On February 4, 1941, World War II raged on around the globe. U.S. involvement was on the distant horizon, but it was still 10 months prior to the attack on Pearl Harbor which solidified U.S. intervention in the conflict. President Franklin D. Roosevelt enacted a military draft triggering feelings that the U.S. would soon find itself wrapped up in this global conflict. Suddenly, the largest iteration of the U.S. military found itself lying in wait at military bases around the country. How could the overflow be handled?
A group of organizations which includes the Salvation Army, Young Men’s Christian Association, Young Women’s Christian Association, National Catholic Community Services, National Travelers Aid Association and the National Jewish Welfare Board all came together to form what we now know as the United Service Organizations or the USO. The purpose of this unification? Supporting the men and women in the armed services, as well as their families, with social, welfare and spiritual facilities. The USO leapt into action, establishing centers across the country and overseas. Their centers were housed everywhere from churches and storefronts to museums and barns, all the way to railroad cars, and beyond.
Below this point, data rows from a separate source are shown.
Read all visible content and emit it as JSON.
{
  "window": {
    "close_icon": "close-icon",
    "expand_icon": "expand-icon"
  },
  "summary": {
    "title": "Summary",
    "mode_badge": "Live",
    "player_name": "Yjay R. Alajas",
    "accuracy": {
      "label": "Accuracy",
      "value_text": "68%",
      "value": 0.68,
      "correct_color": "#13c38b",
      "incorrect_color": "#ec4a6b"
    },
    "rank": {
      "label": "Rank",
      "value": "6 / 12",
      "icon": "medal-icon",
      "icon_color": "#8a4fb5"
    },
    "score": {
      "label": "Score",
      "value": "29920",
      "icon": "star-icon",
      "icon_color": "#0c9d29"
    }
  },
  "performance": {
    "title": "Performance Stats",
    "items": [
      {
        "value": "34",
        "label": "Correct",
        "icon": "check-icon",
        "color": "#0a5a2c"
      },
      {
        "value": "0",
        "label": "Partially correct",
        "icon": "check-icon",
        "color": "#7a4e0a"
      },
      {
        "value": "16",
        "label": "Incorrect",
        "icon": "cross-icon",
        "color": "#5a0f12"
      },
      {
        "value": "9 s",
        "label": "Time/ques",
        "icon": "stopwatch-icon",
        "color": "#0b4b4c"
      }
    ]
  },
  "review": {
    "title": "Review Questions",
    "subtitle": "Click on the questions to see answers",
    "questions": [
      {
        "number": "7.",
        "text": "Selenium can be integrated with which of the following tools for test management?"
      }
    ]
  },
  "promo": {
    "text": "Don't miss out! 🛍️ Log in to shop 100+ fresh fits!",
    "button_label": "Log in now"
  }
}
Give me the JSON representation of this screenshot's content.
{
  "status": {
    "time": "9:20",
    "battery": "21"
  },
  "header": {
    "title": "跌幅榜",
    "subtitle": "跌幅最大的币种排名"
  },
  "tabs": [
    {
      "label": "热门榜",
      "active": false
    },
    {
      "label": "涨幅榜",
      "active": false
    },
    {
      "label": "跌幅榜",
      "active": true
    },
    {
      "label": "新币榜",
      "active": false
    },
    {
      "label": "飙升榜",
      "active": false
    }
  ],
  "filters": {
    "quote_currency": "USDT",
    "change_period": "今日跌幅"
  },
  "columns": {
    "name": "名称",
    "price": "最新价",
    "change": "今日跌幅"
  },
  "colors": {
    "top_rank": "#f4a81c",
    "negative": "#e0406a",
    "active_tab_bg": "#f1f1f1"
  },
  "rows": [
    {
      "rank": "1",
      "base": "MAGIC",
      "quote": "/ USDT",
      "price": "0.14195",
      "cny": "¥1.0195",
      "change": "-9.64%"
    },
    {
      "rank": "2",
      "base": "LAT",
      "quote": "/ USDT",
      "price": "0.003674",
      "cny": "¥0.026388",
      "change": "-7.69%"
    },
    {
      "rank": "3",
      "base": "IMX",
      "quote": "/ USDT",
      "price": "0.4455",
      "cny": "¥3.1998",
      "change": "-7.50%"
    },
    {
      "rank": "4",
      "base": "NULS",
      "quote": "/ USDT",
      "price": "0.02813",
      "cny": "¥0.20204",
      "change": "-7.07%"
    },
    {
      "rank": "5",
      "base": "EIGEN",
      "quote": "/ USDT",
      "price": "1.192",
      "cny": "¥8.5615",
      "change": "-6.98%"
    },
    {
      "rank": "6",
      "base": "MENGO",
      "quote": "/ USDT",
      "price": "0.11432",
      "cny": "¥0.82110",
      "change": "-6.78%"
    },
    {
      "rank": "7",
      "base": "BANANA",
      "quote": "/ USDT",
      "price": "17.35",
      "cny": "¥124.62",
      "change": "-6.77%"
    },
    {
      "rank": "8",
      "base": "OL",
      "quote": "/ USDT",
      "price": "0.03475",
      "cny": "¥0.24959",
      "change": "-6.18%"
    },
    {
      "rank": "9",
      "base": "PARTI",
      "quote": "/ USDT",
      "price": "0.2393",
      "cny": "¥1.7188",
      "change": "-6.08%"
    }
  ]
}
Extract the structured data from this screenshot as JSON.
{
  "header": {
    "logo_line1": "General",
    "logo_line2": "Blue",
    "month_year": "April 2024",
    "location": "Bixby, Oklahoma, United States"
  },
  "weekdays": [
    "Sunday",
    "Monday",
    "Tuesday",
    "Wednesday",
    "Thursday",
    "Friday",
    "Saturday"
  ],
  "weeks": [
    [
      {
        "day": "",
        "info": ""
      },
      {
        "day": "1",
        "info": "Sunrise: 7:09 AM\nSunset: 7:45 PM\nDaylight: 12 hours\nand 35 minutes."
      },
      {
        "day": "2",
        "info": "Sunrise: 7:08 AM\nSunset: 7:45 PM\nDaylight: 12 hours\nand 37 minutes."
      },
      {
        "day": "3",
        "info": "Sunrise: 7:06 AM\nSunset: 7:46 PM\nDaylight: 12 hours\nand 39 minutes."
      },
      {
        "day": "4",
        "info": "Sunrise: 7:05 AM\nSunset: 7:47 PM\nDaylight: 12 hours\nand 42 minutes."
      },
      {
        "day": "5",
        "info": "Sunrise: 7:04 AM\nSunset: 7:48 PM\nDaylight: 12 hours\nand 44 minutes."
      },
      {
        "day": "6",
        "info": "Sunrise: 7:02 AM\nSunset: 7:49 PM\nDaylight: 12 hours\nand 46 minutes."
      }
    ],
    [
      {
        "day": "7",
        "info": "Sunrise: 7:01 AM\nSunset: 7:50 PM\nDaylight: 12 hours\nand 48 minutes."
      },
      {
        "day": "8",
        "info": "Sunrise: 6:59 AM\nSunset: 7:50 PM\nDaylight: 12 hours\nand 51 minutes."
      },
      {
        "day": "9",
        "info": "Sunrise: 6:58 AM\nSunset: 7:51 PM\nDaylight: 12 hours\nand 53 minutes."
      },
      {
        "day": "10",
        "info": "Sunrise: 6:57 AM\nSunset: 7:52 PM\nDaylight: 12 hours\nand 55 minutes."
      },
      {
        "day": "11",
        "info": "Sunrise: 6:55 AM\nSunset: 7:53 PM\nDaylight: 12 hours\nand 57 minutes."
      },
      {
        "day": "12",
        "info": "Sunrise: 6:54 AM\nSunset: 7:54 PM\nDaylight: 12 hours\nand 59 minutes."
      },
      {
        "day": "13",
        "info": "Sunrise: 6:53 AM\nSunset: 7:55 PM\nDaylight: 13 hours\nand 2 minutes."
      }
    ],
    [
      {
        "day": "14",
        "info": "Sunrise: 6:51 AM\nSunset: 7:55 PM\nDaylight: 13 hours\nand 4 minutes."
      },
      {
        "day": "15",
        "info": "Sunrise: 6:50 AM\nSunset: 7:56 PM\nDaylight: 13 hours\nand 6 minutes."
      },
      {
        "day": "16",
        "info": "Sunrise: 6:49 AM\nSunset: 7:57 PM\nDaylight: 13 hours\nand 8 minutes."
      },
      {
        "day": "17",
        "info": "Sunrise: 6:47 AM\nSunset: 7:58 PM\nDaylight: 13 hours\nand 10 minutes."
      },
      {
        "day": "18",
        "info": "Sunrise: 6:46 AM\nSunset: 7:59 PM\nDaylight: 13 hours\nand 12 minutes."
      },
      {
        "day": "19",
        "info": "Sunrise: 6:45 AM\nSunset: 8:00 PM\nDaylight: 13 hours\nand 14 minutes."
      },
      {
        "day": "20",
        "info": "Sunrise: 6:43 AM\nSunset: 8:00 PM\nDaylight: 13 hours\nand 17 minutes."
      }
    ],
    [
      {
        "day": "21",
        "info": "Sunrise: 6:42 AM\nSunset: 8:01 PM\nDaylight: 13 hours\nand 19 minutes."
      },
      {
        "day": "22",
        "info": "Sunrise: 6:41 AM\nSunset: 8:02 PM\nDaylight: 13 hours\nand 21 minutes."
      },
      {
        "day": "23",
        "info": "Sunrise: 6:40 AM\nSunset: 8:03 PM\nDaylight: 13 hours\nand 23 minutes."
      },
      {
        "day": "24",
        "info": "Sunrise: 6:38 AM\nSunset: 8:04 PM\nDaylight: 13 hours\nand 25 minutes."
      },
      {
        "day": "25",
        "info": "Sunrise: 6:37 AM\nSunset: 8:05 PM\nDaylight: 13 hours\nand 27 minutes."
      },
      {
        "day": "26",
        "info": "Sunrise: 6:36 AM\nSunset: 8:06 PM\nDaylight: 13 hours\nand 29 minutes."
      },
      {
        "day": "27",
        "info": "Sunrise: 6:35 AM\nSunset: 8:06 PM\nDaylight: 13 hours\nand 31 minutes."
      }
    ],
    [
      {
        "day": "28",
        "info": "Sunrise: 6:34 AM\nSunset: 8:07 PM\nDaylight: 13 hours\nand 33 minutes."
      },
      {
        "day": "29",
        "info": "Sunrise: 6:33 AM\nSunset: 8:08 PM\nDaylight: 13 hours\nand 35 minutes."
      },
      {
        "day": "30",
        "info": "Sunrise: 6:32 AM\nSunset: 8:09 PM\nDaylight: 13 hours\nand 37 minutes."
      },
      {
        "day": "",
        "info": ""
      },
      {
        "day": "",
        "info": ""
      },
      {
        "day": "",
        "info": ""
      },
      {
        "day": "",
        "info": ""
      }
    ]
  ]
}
The USO centers also ensured that the activities of military personnel were safe and healthy. Alcohol was not allowed, and the centers were often operated by married women who would provide both food and advice to the military men.
While their mission began at home, as deployment began, the USO went along with the service members. The USO soon created what became known as “camp shows” for service members stationed overseas. They’d bring entertainers from various realms of show-business (who would waive their normal appearance/performance fees), to help entertain and boost the morale of troops around the world. Bob Hope became one of the most closely affiliated with the USO camp shows, hosting an annual Christmas show for the troops at locations all around the world. Over the years, numerous entertainers including Marilyn Monroe, Judy Garland, John Wayne, and Roy Rogers, all the way to contemporary names such as Stephen Colbert, Carrie Underwood, and Drew Brees have all volunteered to visit the troops and show some appreciation for their selfless contributions and putting country before self.
With more than 75 years of work behind them, the United Service Organization shows no signs of slowing down. There are over 160 centers around the world, all volunteer-staffed, and the camp shows continue on to provide a morale boost to the brave men and women serving the United States military.
Posted on February 4 2019 in Blog